The European Union has approved a plan that will deliver state aid to firms in the battery supply chain aimed at building up expertise and local production in the battery sector in the long-term.

The EUR2.9bn 'European Battery Innovation Project' follows the launch in 2017 of the 'European Battery Alliance' aimed at supporting the switch to EVs and away from fossil fuels in the transport sector.

The project will cover the entire battery value chain from extraction of raw materials, design and manufacturing of battery cells and packs, and finally the recycling and disposal in a circular economy, with a strong focus on sustainability. It is expected to contribute to the development of a whole set of new technological breakthroughs, including different cell chemistries and new production processes, and other innovations in the battery value chain.

Some 42 companies are signed up, including BMW and Tesla. Project funding will come from a group of countries including France, Germany, Austria, Belgium, Croatia, Finland, Greece, Poland, Slovakia, Spain and Sweden. The European Commission also said it aims to attract EUR9bn from private investors.

The direct participants will closely cooperate with each other through nearly 300 collaborations envisaged, and with over 150 external partners, such as universities, research organisations and SMEs across Europe. The overall project is expected to be completed by 2028 (with differing timelines for each sub-project).

European Commission Executive Vice-President Margrethe Vestager, in charge of competition policy, said: "For those massive innovation challenges for the European economy, the risks can be too big for just one Member State or one company to take alone. So, it makes good sense for European governments to come together to support industry in developing more innovative and sustainable batteries. Today's project is an example of how competition policy works hand in hand with innovation and competitiveness. By enabling breakthrough innovation while ensuring that limited public resources are used to crowd in private investment and that competition distortions are minimised. With significant support also comes responsibility: the public has to benefit from its investment, which is why companies receiving aid have to generate positive spillover effects across the EU."

EC Vice-President Maroš Šefcovic, in charge of the European Battery Alliance, said: "Thanks to its focus on a next generation of batteries, this strong pan-European project will help revolutionise the battery market. It will also boost our strategic autonomy in a sector vital for Europe's green transition and long-term resilience. Some three years ago, the EU battery industry was hardly on the map. Today, Europe is a global battery hotspot. And by 2025, our actions under the European Battery Alliance will result in an industry robust to power at least six million electric cars each year. Our success lies in collaboration, with some 300 partnerships between industrial and scientific actors foreseen under this project alone."

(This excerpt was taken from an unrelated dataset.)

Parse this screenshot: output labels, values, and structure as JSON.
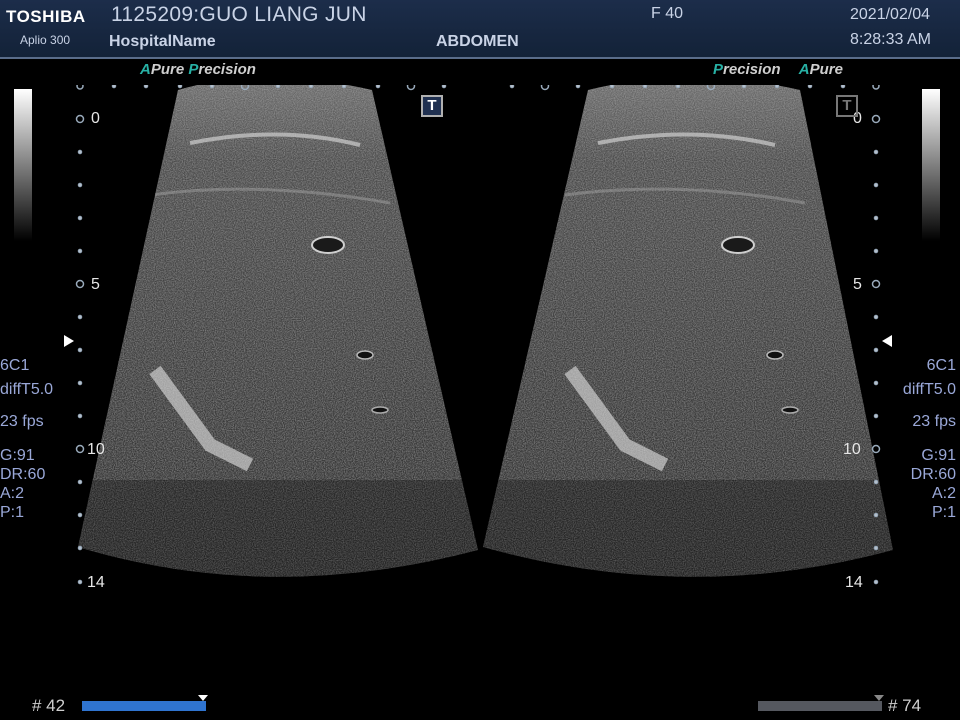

Commissioner for Internal Market Thierry Breton said: "The batteries value chain plays a strategic role in meeting our ambitions in terms of clean mobility and energy storage. By establishing a complete, decarbonised and digital battery value chain in Europe, we can give our industry a competitive edge, create much needed jobs and reduce our unwanted dependencies on third countries - in short, make us more resilient. This new IPCEI proves that the European Battery Alliance, an important part of the EU industrial policy toolbox, is delivering."